§ About this task:
Find every line in the records below that contains "Jefe", and copy it.

<<<<

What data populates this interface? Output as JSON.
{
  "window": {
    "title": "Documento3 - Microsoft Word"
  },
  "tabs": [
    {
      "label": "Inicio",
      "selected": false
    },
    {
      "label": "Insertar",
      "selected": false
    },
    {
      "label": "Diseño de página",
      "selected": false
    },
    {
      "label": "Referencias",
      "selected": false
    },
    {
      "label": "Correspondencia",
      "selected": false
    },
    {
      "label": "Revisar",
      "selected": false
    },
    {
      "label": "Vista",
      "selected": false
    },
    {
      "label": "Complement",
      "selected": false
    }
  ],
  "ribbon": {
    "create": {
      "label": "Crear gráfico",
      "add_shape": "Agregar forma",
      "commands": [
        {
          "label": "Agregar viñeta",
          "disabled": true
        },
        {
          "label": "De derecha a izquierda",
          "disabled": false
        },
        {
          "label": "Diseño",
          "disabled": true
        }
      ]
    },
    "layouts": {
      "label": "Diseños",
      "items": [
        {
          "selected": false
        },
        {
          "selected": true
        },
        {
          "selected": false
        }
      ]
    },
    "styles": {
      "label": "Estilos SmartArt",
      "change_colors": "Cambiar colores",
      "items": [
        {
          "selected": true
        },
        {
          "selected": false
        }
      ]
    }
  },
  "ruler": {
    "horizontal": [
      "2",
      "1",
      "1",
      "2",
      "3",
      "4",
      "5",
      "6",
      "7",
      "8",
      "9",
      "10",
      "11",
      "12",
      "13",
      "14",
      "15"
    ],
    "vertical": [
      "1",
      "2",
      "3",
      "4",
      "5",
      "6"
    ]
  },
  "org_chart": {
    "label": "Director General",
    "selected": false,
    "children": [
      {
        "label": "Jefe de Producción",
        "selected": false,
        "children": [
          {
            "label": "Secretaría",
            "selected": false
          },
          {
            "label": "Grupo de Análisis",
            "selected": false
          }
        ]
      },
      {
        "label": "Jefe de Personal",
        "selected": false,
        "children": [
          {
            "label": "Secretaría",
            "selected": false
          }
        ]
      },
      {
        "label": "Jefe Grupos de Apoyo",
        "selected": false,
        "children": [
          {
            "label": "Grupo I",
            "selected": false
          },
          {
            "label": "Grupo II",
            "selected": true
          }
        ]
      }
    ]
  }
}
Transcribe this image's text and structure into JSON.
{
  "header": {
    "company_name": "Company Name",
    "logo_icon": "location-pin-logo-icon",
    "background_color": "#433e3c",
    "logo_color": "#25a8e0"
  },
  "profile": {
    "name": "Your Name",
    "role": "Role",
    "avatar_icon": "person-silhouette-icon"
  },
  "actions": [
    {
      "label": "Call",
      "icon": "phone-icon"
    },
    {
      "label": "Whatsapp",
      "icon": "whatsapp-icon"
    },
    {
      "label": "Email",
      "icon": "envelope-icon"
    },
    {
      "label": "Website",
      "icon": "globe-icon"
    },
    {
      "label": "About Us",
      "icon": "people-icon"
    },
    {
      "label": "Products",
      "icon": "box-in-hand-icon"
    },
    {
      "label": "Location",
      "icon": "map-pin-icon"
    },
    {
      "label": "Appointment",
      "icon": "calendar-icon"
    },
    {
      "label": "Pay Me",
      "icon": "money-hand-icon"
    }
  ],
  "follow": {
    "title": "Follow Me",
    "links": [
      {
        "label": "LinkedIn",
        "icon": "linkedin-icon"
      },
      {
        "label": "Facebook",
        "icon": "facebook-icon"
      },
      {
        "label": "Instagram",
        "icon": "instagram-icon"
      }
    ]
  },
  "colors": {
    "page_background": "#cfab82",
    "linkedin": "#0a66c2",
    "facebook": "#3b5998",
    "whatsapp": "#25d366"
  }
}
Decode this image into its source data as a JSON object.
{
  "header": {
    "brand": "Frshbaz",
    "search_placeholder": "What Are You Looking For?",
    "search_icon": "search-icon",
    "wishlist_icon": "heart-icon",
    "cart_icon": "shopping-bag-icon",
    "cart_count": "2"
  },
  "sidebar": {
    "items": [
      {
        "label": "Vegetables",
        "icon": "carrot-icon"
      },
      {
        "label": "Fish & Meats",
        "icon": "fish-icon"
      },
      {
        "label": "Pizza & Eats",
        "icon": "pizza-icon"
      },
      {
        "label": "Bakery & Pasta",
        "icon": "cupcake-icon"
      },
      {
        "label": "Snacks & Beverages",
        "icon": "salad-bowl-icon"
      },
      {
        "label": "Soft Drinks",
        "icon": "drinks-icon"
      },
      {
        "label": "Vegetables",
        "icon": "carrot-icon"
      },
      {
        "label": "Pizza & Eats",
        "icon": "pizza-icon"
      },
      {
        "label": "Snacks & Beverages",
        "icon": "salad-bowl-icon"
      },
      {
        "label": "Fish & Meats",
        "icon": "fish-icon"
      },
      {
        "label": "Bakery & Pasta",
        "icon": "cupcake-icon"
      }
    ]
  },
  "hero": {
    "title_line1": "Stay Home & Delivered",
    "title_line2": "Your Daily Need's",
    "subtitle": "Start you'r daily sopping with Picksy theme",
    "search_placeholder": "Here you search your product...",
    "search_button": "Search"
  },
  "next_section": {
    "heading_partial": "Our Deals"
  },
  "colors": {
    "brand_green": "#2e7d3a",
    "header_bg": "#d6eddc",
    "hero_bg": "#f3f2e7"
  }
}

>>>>

§ Reply to the task:
        "label": "Jefe de Producción",
        "label": "Jefe de Personal",
        "label": "Jefe Grupos de Apoyo",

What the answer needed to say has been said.